Team Adj. Eff. Poss. Length eFG% TO% OR% FTA/FGA 3P% 2P% FT% Blk% Stl%
Team Adj. Eff. Poss. Length eFG% TO% OR% FTA/FGA 3P% 2P% FT% Blk% Stl%
Georgia 108.1 (93) 17.4 (158) 50.7 (149) 20.9 (319) 26.5 (237) 37.6 (27) 32.7 (228) 51.8 (100) 75.2 (58) 14.4 (357) 11.6 (341)
Missouri 101.9 (137) 17.6 (191) 50.8 (211) 18 (201) 30.8 (289) 34.9 (292) 35.6 (283) 49.2 (162) 70.2 (103) 11.3 (66) 9.5 (151)
NCAA Basketball: Tennessee at Georgia Dale Zanine-USA TODAY Sports

What to Watch | No free passes

Georgia’s moribund defense is even more of an eye sore due to the fact that the offense — while still not great — is at least within the top 100 for adjusted efficiency. Much of that has to due with the Bulldog’s one bonafide strength: hunting fouls and making free throws. They’re close to the top 25 in the country in free throw attempts and they make their shots from the stripe at an above-average clip.
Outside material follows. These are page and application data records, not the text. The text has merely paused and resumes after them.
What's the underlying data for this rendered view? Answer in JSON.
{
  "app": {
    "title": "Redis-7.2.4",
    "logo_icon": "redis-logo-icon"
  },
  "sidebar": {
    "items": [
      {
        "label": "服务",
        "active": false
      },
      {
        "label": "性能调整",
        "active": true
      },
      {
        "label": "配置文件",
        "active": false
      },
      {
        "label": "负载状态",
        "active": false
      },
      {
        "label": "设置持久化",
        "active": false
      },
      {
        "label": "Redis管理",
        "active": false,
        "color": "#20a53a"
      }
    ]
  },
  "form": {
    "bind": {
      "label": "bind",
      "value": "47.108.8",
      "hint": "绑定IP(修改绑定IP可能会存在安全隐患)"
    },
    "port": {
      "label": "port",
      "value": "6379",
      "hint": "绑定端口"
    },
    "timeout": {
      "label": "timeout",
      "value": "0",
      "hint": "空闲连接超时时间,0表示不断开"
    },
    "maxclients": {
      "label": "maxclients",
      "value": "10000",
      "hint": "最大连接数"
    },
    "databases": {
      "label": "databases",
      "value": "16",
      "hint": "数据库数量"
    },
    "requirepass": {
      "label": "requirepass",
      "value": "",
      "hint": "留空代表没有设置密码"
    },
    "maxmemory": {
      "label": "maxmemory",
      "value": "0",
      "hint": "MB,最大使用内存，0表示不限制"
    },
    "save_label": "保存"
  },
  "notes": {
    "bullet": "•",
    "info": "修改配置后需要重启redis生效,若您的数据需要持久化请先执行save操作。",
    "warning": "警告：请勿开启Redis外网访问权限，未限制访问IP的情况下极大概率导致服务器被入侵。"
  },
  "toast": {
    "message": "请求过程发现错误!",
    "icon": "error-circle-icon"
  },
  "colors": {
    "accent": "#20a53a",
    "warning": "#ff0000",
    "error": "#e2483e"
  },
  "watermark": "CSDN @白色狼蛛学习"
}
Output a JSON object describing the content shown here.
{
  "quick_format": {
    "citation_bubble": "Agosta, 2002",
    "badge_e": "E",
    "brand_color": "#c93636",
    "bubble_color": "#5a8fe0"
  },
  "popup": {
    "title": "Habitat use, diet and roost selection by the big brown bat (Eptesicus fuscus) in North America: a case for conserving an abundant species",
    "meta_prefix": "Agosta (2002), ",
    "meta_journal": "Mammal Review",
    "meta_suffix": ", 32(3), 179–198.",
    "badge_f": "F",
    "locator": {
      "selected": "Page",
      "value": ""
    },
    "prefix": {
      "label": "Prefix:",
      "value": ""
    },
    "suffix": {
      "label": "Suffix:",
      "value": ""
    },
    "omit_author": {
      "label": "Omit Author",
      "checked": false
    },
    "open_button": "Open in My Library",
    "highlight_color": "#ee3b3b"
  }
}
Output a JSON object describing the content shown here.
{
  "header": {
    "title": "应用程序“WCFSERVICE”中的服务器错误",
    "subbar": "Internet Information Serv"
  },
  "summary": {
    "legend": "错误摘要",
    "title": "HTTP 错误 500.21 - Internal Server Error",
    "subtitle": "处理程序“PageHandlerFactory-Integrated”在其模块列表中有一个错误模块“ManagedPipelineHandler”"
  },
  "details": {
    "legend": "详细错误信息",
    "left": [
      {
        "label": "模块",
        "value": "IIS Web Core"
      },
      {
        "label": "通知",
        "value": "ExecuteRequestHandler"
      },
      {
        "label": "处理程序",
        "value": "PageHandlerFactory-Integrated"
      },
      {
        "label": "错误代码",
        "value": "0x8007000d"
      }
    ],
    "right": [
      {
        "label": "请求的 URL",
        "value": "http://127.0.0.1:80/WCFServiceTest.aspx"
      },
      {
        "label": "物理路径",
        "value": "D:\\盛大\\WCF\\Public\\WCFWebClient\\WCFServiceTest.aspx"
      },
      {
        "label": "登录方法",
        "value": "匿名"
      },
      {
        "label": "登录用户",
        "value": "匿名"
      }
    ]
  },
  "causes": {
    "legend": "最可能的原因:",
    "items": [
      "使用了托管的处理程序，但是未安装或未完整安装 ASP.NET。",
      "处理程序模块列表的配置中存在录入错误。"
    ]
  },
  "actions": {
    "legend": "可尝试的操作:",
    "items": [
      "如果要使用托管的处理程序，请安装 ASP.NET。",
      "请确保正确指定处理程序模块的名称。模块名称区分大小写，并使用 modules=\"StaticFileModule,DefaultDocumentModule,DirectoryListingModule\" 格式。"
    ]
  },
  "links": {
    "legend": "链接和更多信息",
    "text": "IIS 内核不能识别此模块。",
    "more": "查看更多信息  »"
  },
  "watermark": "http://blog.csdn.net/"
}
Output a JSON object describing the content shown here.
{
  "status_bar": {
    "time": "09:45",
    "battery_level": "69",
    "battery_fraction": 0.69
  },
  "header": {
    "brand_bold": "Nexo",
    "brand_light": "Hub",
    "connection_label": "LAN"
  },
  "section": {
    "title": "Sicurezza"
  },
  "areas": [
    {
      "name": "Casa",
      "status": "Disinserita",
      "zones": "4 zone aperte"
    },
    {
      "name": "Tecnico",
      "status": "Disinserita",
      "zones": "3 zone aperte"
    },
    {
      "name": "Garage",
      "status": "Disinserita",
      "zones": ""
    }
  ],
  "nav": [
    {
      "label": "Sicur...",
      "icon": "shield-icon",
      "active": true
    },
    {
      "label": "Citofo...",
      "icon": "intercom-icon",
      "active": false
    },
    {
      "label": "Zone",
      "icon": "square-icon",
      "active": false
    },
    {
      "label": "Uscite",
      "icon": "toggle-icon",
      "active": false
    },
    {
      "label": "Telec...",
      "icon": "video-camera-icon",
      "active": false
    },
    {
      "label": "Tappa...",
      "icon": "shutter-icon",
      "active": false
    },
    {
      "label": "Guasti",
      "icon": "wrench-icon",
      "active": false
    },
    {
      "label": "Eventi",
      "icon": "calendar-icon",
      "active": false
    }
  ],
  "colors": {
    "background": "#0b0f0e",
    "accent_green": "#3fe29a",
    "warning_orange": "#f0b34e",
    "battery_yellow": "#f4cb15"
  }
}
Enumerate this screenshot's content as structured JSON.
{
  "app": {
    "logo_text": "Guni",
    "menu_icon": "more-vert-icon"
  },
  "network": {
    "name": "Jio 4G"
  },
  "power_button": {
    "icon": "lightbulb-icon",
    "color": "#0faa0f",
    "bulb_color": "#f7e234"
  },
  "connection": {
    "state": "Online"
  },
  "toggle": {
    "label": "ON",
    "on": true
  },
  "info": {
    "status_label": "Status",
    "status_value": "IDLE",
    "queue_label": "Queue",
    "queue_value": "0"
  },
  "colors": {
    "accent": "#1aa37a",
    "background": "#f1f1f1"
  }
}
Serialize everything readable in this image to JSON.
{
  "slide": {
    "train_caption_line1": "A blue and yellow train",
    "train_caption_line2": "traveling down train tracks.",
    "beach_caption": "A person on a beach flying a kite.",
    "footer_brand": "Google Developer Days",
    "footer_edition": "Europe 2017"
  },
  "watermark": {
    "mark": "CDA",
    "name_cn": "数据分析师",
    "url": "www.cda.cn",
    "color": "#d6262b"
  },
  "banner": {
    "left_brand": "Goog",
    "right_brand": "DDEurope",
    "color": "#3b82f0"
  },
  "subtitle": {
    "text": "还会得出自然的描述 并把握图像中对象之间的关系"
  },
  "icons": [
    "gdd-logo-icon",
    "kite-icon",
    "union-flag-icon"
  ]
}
The temptation for emphatic blocks at the rim is there, as Georgia is the second worst team in the country in getting shots blocked. But if Missouri is going to keep this game in the bag, they can’t afford to be too generous when handing the Bulldogs free trips to the line.


KenPom predicts...

Missouri 76, Georgia 70 | There’s no sugar-coating this game, so I suppose we should be as honest as possible. It’s likely this regular season finale is a match up of two programs destined for change, led by (in all likelihood) two lame duck coaches. There’s not much long-term analysis we can ascertain.

If you’re a loyalist, I hope you enjoy watching your Tigers fight until the end. Hopefully, they’ll send this underwhelming regular season out on a high note.